While many generous volunteers donate their blood every day, transfusion is a tricky business that requires the blood type of a donor to match that of a recipient. There’s just one exception: type O blood, known as the universal donor, can be given to anyone in need. Now, scientists report a new way to transform types A and B blood so that these types also can be given to any patient requiring it.

Blood is life.

Every two seconds someone in the United States needs blood, and this adds up to more than 41,000 necessary donations each day. Blood is a unique fluid that pilots life-sustaining nutrients and oxygen throughout our bodies. Lose too much of this precious liquid, which cannot be manufactured, and you will undoubtedly meet your maker.

Unfortunately, if given the wrong blood type, a patient can suffer serious side effects, possibly even death. So what is type?
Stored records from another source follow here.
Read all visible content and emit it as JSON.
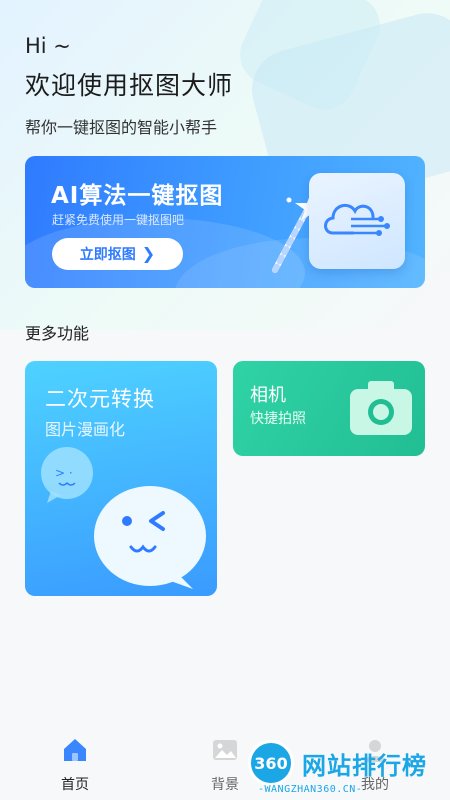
{
  "header": {
    "greeting": "Hi ~",
    "title": "欢迎使用抠图大师",
    "subtitle": "帮你一键抠图的智能小帮手"
  },
  "banner": {
    "title": "AI算法一键抠图",
    "subtitle": "赶紧免费使用一键抠图吧",
    "button_label": "立即抠图",
    "button_chevron": "❯",
    "accent": "#2f7bff"
  },
  "more": {
    "section_title": "更多功能",
    "cards": [
      {
        "title": "二次元转换",
        "subtitle": "图片漫画化",
        "icon": "chat-bubble-face-icon",
        "color": "#3a9bff"
      },
      {
        "title": "相机",
        "subtitle": "快捷拍照",
        "icon": "camera-icon",
        "color": "#22be93"
      }
    ]
  },
  "tabbar": {
    "items": [
      {
        "label": "首页",
        "icon": "home-icon",
        "active": true
      },
      {
        "label": "背景",
        "icon": "image-icon",
        "active": false
      },
      {
        "label": "我的",
        "icon": "user-icon",
        "active": false
      }
    ]
  },
  "watermark": {
    "badge": "360",
    "text": "网站排行榜",
    "url": "-WANGZHAN360.CN-"
  }
}
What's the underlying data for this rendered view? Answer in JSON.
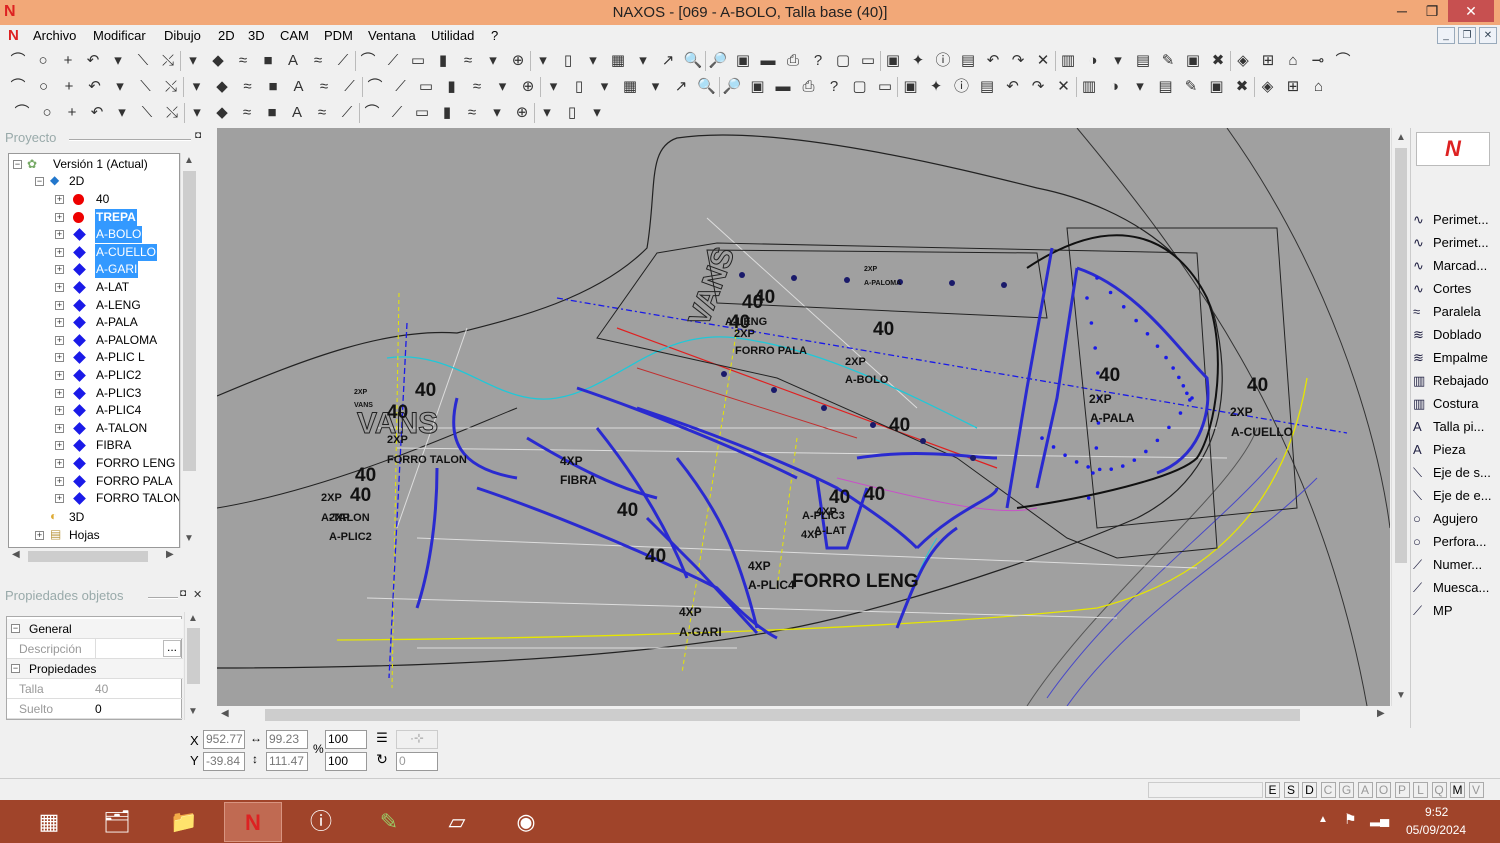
{
  "window": {
    "title": "NAXOS - [069 - A-BOLO, Talla base (40)]",
    "logo_letter": "N",
    "controls": {
      "minimize": "─",
      "restore": "❐",
      "close": "✕"
    }
  },
  "menu": {
    "items": [
      "Archivo",
      "Modificar",
      "Dibujo",
      "2D",
      "3D",
      "CAM",
      "PDM",
      "Ventana",
      "Utilidad",
      "?"
    ],
    "mdi_controls": [
      "_",
      "❐",
      "✕"
    ]
  },
  "project_panel": {
    "title": "Proyecto",
    "tree": {
      "root": "Versión 1 (Actual)",
      "group_2d": "2D",
      "items": [
        {
          "label": "40",
          "marker": "red-dot"
        },
        {
          "label": "TREPA",
          "marker": "red-dot",
          "selected": true
        },
        {
          "label": "A-BOLO",
          "marker": "blue-diamond",
          "selected": true
        },
        {
          "label": "A-CUELLO",
          "marker": "blue-diamond",
          "selected": true
        },
        {
          "label": "A-GARI",
          "marker": "blue-diamond",
          "selected": true
        },
        {
          "label": "A-LAT",
          "marker": "blue-diamond"
        },
        {
          "label": "A-LENG",
          "marker": "blue-diamond"
        },
        {
          "label": "A-PALA",
          "marker": "blue-diamond"
        },
        {
          "label": "A-PALOMA",
          "marker": "blue-diamond"
        },
        {
          "label": "A-PLIC L",
          "marker": "blue-diamond"
        },
        {
          "label": "A-PLIC2",
          "marker": "blue-diamond"
        },
        {
          "label": "A-PLIC3",
          "marker": "blue-diamond"
        },
        {
          "label": "A-PLIC4",
          "marker": "blue-diamond"
        },
        {
          "label": "A-TALON",
          "marker": "blue-diamond"
        },
        {
          "label": "FIBRA",
          "marker": "blue-diamond"
        },
        {
          "label": "FORRO LENG",
          "marker": "blue-diamond"
        },
        {
          "label": "FORRO PALA",
          "marker": "blue-diamond"
        },
        {
          "label": "FORRO TALON",
          "marker": "blue-diamond"
        }
      ],
      "group_3d": "3D",
      "group_hojas": "Hojas"
    }
  },
  "properties_panel": {
    "title": "Propiedades objetos",
    "sections": [
      {
        "name": "General",
        "rows": [
          {
            "key": "Descripción",
            "value": ""
          }
        ]
      },
      {
        "name": "Propiedades",
        "rows": [
          {
            "key": "Talla",
            "value": "40"
          },
          {
            "key": "Suelto",
            "value": "0"
          }
        ]
      }
    ],
    "ellipsis": "..."
  },
  "coords": {
    "x_label": "X",
    "y_label": "Y",
    "x_value": "952.77",
    "y_value": "-39.84",
    "dx_value": "99.23",
    "dy_value": "111.47",
    "scale_x": "100",
    "scale_y": "100",
    "percent": "%",
    "rotation": "0"
  },
  "right_tools": [
    {
      "label": "Perimet...",
      "icon": "curve-icon"
    },
    {
      "label": "Perimet...",
      "icon": "curve-icon"
    },
    {
      "label": "Marcad...",
      "icon": "curve-icon"
    },
    {
      "label": "Cortes",
      "icon": "curve-icon"
    },
    {
      "label": "Paralela",
      "icon": "parallel-icon"
    },
    {
      "label": "Doblado",
      "icon": "fold-icon"
    },
    {
      "label": "Empalme",
      "icon": "join-icon"
    },
    {
      "label": "Rebajado",
      "icon": "skive-icon"
    },
    {
      "label": "Costura",
      "icon": "seam-icon"
    },
    {
      "label": "Talla pi...",
      "icon": "text-icon"
    },
    {
      "label": "Pieza",
      "icon": "text-icon"
    },
    {
      "label": "Eje de s...",
      "icon": "axis-icon"
    },
    {
      "label": "Eje de e...",
      "icon": "axis-icon"
    },
    {
      "label": "Agujero",
      "icon": "circle-icon"
    },
    {
      "label": "Perfora...",
      "icon": "circle-icon"
    },
    {
      "label": "Numer...",
      "icon": "number-icon"
    },
    {
      "label": "Muesca...",
      "icon": "notch-icon"
    },
    {
      "label": "MP",
      "icon": "mp-icon"
    }
  ],
  "canvas_labels": [
    {
      "text": "40"
    },
    {
      "text": "40"
    },
    {
      "text": "40"
    },
    {
      "text": "40"
    },
    {
      "text": "40"
    },
    {
      "text": "40"
    },
    {
      "text": "40"
    },
    {
      "text": "40"
    },
    {
      "text": "40"
    },
    {
      "text": "40"
    },
    {
      "text": "40"
    },
    {
      "text": "40"
    },
    {
      "text": "40"
    },
    {
      "text": "40"
    },
    {
      "text": "40"
    },
    {
      "text": "FORRO LENG"
    },
    {
      "text": "A-LENG"
    },
    {
      "text": "2XP"
    },
    {
      "text": "FORRO PALA"
    },
    {
      "text": "2XP"
    },
    {
      "text": "A-BOLO"
    },
    {
      "text": "2XP"
    },
    {
      "text": "A-PALA"
    },
    {
      "text": "2XP"
    },
    {
      "text": "A-CUELLO"
    },
    {
      "text": "4XP"
    },
    {
      "text": "FIBRA"
    },
    {
      "text": "2XP"
    },
    {
      "text": "FORRO TALON"
    },
    {
      "text": "2XP"
    },
    {
      "text": "A-TALON"
    },
    {
      "text": "2XP"
    },
    {
      "text": "A-PLIC2"
    },
    {
      "text": "A-PLIC3"
    },
    {
      "text": "4XP"
    },
    {
      "text": "4XP"
    },
    {
      "text": "A-LAT"
    },
    {
      "text": "4XP"
    },
    {
      "text": "A-PLIC4"
    },
    {
      "text": "4XP"
    },
    {
      "text": "A-GARI"
    },
    {
      "text": "2XP"
    },
    {
      "text": "A-PALOMA"
    },
    {
      "text": "2XP"
    },
    {
      "text": "VANS"
    },
    {
      "text": "VANS"
    }
  ],
  "status_keys": [
    "E",
    "S",
    "D",
    "C",
    "G",
    "A",
    "O",
    "P",
    "L",
    "Q",
    "M",
    "V"
  ],
  "taskbar": {
    "time": "9:52",
    "date": "05/09/2024"
  }
}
Though all blood is made of the same elements, the different types include the presence (or absence) of specific antigensin this case, sugars found on the exterior of red blood cells. Type A blood contains A antigens on its red cells, while type B contains B antigens. Essentially, it’s the A or B antigens that can provoke a reaction; the immune system of patients with unmatched blood will read the A or B antigens in donated blood as dangerous and so begin a defensive attack. This also is the reason why anyone can receive type O — it contains neither antigen and so will not trigger an immune system response.

Naturally, for years scientists have been exploring ways to convert blood types A and B into type O. They discovered one route of great potential: enzymes from bacteria can clip the antigens off blood cells. Unfortunately, the enzymes are not very efficient in this process of making a blood type more anonymous.

For the current study, then, Dr. Stephen G. Withers of the University of British Columbia and his colleagues wanted to see if they could increase the activity of these enzymes. After tweaking one of the enzymes, the science team improved its ability to remove antigens by 170-fold. In this way, they rendered A and B blood antigen neutral, and so more likely to be accepted by all patients no matter their blood type.

Beyond blood transfusions, the researchers believe their advance might allow tissue and even organ transplants between donors and receivers who might otherwise be mismatched. Quite possibly everyone, no matter their blood type, will one day be considered a universal donor.

Source: Kwan DH, Constantinescu I, Chapanian R, et al. Toward Efficient Enzymes for the Generation of Universal Blood through Structure-Guided Directed Evolution. J. Am. Chem. Soc. 2015.